If you had told Andretti that while he was celebrating on the Grand Prix of the Netherlands podium on Aug. 27, 1978 at the Vandzoort circuit, he wouldn’t have believed it.

“Absolutely not,” Andretti told Kyle Petty during the most recent “Coffee With Kyle” episode (video above). “It’s a shame. Somehow we have so much talent here, and either there’s no invitation or something there. But I think it’s time to give some of this young talent that, in my opinion, is absolutely capable.”

The Dutch GP was the last of Andretti’s 12 victories in F1 and came during his championship season. No one since has come close to matching his success in F1.

Mario Andretti drives his Lotus-Ford to victory in the 1978 Grand Prix of the Netherlands (Bernard Cahier/Getty Images).

Andretti’s son, Michael, took a full-time ride with McLaren in 1993 but left with three races remaining in a season marred by crashes and mechanical problems.

Scott Speed was the last American to run a full F1 season in 2006, and Alexander Rossi made the most recent F1 start by a U.S. driver in 2015. Rossi has said he has no desire to return to racing in Europe after winning the 2016 Indianapolis 500 and becoming an IndyCar championship contender.

But Mario Andretti believes Andretti Autosport has another rising star with F1-caliber ability.

“Colton Herta is one that comes to mind,” Mario Andretti said. “As a young lad, his dad sent him to Europe, he was doing Formula 3, and he knows most of the circuits there. He’s trained. He’s showed in his rookie season and won some premium races at COTA (and Laguna Seca), beat two of the very best Indy has to offer (in) Will Power and Scott Dixon.

“This is one kid I’d love to see him get a break over there to fly the U.S. colors again.”

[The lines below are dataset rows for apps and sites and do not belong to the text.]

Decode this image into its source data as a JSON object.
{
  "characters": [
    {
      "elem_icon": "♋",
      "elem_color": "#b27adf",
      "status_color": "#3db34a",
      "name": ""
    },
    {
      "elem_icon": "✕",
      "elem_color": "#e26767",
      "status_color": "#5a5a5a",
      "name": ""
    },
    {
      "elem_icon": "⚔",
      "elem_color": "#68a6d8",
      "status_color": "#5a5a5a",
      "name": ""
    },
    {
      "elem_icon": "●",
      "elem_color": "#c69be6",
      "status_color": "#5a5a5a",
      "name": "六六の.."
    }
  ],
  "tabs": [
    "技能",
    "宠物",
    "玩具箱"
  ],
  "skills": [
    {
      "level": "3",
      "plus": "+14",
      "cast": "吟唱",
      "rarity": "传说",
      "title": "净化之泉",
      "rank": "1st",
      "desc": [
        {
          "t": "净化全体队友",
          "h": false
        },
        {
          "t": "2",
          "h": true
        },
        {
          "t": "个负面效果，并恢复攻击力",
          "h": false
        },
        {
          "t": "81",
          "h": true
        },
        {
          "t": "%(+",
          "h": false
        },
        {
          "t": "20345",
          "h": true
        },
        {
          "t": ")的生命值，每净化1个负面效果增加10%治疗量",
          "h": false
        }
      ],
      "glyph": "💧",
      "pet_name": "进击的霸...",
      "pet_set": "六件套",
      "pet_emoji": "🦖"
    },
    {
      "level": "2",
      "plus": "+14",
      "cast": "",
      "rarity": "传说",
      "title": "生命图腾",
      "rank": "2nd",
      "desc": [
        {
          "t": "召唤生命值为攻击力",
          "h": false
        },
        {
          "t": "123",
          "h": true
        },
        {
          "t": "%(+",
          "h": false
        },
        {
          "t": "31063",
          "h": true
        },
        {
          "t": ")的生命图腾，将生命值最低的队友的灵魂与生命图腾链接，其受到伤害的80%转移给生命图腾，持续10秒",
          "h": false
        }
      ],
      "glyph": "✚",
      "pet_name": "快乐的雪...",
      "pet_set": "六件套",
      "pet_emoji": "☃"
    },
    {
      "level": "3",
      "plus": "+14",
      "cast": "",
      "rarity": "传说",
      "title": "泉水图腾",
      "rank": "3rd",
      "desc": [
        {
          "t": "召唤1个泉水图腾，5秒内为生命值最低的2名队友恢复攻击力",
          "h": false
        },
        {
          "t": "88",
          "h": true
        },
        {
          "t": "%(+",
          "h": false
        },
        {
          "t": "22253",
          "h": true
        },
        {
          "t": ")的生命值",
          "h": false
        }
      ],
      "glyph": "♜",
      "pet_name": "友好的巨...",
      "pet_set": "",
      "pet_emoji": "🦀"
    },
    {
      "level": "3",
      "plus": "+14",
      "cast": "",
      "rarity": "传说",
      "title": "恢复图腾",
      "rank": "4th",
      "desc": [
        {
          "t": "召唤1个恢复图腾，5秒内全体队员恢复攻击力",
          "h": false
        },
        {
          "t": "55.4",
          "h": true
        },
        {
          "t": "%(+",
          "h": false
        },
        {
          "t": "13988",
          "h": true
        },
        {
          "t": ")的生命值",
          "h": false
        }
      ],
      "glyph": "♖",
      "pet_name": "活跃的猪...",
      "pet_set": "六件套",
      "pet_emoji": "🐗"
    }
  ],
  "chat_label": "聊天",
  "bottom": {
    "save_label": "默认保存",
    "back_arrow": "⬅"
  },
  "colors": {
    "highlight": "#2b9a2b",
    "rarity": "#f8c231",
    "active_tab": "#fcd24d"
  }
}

Herta, 20, seems interested in exploring an F1 leap over the next few years. After winning Sept. 13 at Mid-Ohio from the pole position (his third career victory in the NTT IndyCar Series), the No. 88 Dallara-Honda driver is ranked fourth in the standings in his sophomore year and regarded as one of the series’ top prospects.

Herta recently told RACER.com “I’d love to give Formula 1 a crack” but said he also would be happy driving in IndyCar and IMSA.

A naturalized U.S. citizen who told Petty about spending several years with his family in an Italian refugee camp before coming to America, Mario Andretti said F1 brought an enormous sense of patriotic pride.

“Formula One is like the Olympics in a sense,” he said. “You’re in a different country, a different continent. When you earn that highest step of the podium, they play your national anthem. That’s when you take nothing for granted. You feel like I’m representing my country, and the proudest moments are those.

“I’d just like to see some other American drivers experience that. It’s time.”

Mario Andretti with four-time NASCAR champion Jeff Gordon and six-time Formula One champion Lewis Hamilton before the Nov. 22, 2015 season finale at Homestead-Miami Speedway (Jared C. Tilton/NASCAR via Getty Images).

During the “Coffee With Kyle” conversation, Andretti also discussed:

–His versatility as a winner in IndyCar, sports cars, NASCAR and Formula One;

–His 1967 Daytona 500 victory and how he enjoyed racing with crew chief Jake Elder at the famed Holman-Moody team;

Mario Andretti Colton Herta
Mario Andretti and Kyle Petty saluted “The King” by wearing their Richard Petty-style hats during the latest “Coffee With Kyle” (NBCSN).

–Why he delayed his entry to F1 for a few years because of his earnings power in IndyCar. “I always say I’d race for free, but at the same time, you’re thinking of family and the future,” he said. “It was in the back of your mind that you can’t give up the earning power of IndyCar. That kept me from going full time in Formula One, but I always said that sometime in my career, I’d have to devote a period to Formula One.”

–On what it was like racing in an era when driver deaths were more prevalent. “If you’re going to do this, you’re not going to dwell on those negatives,” Andretti said. “There’s no way. You knew it was present. Especially in the ‘60s at the beginning of the season at the drivers meetings, you couldn’t help but look around and say, ‘I wonder who is not going to be here at the end of the season.’ We’d lose four to five guys. In ’64, we lost six guys.

“It’s something if you dwell on that, you’re going to take on a different profession. It’s a desire and love to want to drive that overcame all that and then the confidence it’s not going to happen to me. And then you pray.”

Watch the full “Coffee With Kyle” episode in the video above or by clicking here.

Mario Andretti looks on before the 103rd Indianapolis 500 on May 26, 2019 (Chris Graythen/Getty Images).